*Work required*.
Wherever the string "Survey" appears in the records, return the line that holds it.

*Supplied material*.
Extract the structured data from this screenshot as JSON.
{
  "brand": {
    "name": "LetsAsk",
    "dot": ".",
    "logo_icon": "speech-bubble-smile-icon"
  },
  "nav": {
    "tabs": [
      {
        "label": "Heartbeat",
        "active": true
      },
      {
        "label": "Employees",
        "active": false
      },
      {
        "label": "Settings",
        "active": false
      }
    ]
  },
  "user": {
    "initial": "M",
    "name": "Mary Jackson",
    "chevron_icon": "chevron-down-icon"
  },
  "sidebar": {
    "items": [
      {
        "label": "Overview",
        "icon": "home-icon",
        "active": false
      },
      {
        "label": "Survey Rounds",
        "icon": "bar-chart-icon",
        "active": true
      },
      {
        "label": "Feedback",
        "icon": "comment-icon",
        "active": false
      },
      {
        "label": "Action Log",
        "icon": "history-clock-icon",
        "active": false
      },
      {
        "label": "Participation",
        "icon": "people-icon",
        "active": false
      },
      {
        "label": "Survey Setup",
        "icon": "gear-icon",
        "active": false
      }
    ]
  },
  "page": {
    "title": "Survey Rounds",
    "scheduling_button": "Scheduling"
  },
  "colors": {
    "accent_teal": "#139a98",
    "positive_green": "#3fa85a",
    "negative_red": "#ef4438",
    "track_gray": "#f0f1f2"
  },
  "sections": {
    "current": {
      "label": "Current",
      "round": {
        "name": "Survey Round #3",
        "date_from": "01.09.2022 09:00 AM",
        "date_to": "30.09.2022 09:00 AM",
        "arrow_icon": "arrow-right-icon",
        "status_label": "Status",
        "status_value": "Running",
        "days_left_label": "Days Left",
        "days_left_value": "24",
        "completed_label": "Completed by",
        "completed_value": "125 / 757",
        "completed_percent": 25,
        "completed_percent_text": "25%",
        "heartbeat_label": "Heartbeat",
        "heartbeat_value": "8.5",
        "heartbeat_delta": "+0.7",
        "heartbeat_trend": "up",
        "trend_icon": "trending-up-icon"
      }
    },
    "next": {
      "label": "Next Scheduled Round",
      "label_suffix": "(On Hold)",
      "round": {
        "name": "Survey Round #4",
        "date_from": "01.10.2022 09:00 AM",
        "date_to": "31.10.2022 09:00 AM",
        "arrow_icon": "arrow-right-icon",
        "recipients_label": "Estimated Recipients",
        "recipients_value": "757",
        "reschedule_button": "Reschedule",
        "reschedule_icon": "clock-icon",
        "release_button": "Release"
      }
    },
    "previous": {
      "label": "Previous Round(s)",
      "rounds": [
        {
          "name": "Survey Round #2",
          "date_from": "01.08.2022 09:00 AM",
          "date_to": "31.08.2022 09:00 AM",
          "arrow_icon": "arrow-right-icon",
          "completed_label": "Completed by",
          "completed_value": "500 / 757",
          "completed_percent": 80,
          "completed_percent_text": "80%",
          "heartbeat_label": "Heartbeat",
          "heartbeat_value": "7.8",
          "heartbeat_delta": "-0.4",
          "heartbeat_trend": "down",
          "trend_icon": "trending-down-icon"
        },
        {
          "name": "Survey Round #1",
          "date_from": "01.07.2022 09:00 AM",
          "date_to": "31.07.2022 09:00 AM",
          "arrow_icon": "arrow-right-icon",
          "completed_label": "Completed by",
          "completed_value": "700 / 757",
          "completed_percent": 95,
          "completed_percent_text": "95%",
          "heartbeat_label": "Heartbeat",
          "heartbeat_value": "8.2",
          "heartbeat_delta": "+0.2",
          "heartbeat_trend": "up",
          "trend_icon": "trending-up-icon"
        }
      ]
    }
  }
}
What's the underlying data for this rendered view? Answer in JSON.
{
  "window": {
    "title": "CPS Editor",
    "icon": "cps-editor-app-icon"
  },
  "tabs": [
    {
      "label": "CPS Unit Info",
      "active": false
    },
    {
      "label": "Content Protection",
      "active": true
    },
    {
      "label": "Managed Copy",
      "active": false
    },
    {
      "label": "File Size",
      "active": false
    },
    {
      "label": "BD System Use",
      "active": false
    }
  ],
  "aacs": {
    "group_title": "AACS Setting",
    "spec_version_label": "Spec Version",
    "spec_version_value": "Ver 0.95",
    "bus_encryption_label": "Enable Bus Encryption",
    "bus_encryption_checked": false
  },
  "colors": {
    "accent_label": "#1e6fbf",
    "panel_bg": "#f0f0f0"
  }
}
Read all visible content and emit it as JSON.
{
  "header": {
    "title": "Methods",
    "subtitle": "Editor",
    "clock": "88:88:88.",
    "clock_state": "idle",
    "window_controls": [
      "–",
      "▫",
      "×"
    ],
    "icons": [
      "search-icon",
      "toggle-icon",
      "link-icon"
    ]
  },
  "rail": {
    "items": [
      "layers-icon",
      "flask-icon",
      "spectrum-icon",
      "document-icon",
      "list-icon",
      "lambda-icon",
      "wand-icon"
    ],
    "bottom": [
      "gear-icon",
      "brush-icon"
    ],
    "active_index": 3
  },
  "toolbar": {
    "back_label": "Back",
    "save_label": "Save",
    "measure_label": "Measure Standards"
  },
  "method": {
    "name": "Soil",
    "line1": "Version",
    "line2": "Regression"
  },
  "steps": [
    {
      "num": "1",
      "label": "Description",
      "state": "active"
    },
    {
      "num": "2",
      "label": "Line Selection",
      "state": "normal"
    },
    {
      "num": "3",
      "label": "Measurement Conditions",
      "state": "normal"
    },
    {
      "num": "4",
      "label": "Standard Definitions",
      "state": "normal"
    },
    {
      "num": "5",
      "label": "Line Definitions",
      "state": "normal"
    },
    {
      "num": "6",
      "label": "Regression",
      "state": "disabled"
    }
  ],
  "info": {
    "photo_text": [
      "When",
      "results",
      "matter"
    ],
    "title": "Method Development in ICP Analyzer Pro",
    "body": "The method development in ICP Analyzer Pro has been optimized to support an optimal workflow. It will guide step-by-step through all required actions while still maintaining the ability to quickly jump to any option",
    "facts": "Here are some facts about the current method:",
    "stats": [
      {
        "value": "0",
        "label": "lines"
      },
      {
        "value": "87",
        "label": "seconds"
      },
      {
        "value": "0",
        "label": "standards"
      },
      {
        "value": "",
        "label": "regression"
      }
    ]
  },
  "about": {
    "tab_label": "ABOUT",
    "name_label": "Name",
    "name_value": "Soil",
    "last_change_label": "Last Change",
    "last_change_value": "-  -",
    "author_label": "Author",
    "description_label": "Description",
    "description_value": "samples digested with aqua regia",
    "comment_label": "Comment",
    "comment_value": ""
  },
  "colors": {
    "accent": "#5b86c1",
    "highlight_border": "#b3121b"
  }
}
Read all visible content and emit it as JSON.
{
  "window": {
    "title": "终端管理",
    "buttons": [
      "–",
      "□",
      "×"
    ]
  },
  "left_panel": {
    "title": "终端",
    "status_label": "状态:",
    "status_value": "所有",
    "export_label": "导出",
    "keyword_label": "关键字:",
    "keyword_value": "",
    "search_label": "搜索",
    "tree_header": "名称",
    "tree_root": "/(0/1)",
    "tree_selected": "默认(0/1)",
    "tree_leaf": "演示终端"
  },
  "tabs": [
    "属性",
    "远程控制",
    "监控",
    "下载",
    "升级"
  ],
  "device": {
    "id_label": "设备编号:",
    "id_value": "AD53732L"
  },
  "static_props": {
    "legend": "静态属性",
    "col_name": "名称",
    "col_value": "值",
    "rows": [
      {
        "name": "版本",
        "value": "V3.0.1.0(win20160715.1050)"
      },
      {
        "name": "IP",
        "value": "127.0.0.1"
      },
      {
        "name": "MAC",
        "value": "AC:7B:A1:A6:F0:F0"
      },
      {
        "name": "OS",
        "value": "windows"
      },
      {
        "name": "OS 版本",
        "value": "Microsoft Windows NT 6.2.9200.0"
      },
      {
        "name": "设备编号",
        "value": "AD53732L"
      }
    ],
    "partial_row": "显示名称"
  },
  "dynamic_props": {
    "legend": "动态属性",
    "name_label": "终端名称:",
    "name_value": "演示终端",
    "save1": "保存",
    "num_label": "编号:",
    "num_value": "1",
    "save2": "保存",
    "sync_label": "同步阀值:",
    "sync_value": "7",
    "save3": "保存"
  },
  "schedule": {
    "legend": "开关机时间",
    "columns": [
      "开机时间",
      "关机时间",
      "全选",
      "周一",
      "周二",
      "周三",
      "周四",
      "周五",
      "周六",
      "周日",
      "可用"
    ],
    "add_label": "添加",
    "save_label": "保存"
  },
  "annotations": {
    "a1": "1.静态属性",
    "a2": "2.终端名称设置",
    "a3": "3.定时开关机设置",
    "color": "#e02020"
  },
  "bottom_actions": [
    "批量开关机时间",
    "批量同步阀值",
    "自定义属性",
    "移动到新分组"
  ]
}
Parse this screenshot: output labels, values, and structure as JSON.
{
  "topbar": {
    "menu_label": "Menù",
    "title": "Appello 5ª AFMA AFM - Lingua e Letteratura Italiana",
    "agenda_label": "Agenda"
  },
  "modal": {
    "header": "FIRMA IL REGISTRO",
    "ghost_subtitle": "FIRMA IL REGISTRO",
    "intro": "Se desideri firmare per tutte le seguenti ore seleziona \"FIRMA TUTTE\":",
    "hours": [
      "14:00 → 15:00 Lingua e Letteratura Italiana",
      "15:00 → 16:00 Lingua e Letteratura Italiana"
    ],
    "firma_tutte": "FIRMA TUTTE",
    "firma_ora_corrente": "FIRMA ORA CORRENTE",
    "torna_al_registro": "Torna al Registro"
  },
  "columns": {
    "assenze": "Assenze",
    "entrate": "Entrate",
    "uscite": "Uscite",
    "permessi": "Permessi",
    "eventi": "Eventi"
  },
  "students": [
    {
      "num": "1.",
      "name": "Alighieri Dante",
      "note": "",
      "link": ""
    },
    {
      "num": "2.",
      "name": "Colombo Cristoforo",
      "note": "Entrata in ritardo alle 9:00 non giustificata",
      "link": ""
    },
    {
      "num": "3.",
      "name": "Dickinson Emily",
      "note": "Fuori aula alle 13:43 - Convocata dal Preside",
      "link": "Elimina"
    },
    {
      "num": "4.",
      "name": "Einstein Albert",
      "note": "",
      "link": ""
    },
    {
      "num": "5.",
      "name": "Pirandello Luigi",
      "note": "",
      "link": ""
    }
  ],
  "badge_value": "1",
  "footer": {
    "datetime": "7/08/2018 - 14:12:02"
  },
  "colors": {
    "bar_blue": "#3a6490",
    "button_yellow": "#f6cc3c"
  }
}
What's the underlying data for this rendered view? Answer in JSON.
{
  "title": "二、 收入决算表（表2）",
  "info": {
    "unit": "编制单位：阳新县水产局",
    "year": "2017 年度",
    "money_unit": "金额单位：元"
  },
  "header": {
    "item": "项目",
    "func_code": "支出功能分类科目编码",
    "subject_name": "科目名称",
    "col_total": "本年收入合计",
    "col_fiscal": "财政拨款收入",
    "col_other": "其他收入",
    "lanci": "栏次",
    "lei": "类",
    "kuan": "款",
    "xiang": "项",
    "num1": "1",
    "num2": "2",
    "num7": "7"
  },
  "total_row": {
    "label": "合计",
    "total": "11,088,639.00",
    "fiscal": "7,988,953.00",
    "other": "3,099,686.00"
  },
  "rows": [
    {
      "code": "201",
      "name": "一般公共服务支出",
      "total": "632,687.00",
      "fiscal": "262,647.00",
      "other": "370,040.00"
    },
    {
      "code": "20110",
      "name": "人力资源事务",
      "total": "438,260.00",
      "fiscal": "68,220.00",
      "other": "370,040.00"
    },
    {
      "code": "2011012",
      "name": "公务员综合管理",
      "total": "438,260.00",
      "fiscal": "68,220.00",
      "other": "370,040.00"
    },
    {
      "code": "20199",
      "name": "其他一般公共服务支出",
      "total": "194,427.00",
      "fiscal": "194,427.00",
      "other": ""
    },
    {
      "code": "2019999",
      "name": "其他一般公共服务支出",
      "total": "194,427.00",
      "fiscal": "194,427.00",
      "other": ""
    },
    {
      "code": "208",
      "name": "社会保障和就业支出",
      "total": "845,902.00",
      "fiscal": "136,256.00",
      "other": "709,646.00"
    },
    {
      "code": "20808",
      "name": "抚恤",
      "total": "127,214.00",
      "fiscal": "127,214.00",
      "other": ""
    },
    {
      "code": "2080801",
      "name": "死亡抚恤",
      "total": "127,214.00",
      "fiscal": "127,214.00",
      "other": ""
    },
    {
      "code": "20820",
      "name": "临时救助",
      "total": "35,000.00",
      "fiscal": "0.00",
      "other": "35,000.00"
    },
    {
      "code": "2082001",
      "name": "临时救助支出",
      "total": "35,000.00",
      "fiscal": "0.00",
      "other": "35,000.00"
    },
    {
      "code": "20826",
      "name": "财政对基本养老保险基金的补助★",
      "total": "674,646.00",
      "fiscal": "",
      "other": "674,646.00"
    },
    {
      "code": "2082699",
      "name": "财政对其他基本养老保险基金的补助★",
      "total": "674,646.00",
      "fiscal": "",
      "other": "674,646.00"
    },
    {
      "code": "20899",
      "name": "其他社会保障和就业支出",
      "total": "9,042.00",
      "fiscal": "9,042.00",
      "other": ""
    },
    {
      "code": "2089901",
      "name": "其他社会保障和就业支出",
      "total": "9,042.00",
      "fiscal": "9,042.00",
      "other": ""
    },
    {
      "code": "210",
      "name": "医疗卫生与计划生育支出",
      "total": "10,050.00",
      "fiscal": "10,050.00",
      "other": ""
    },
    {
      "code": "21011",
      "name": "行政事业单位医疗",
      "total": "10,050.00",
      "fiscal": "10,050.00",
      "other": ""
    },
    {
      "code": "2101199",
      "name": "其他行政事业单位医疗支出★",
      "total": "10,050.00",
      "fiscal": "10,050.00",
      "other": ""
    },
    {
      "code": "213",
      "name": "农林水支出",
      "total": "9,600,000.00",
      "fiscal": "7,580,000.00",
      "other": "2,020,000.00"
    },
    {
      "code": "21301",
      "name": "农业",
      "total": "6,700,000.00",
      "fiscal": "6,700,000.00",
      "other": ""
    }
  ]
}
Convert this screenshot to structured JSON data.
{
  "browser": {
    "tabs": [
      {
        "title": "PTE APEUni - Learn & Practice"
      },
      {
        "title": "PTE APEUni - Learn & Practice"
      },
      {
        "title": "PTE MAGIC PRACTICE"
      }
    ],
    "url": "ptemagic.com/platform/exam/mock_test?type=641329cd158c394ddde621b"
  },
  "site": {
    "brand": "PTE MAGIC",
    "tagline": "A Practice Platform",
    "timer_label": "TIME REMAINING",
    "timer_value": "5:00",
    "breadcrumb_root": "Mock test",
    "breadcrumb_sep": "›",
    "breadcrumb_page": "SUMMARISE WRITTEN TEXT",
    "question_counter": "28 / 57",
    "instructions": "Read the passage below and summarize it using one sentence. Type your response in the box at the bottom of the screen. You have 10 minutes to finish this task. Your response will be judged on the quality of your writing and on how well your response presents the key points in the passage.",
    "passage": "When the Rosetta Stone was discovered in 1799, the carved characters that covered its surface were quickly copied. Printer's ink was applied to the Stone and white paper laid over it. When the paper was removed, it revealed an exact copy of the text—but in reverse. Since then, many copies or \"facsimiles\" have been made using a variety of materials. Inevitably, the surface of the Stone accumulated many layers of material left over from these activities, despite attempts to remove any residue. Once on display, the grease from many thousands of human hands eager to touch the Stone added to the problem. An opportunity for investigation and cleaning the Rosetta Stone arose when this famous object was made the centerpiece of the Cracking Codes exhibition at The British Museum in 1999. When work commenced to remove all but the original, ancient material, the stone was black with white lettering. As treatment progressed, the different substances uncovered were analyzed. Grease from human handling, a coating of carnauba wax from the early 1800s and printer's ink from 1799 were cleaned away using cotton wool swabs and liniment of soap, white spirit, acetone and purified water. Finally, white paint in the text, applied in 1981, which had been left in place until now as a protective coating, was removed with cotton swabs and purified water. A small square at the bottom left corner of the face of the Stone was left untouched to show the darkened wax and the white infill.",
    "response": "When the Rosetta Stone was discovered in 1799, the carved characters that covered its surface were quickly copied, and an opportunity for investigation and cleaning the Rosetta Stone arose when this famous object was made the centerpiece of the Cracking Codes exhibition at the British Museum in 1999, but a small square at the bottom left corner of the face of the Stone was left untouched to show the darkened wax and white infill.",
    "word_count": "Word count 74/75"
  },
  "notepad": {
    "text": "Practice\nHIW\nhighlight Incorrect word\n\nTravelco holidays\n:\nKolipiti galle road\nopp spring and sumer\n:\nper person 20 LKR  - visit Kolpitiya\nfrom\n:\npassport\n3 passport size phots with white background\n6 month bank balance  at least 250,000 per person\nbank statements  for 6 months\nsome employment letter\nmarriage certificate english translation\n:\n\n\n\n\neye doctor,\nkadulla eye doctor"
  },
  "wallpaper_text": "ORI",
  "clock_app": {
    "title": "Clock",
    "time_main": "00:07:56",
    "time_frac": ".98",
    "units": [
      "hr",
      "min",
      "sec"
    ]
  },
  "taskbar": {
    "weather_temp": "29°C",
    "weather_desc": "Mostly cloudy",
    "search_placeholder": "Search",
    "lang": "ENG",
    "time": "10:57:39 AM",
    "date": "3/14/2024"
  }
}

*Exercise response*.
        "label": "Survey Rounds",
        "label": "Survey Setup",
    "title": "Survey Rounds",
        "name": "Survey Round #3",
        "name": "Survey Round #4",
          "name": "Survey Round #2",
          "name": "Survey Round #1",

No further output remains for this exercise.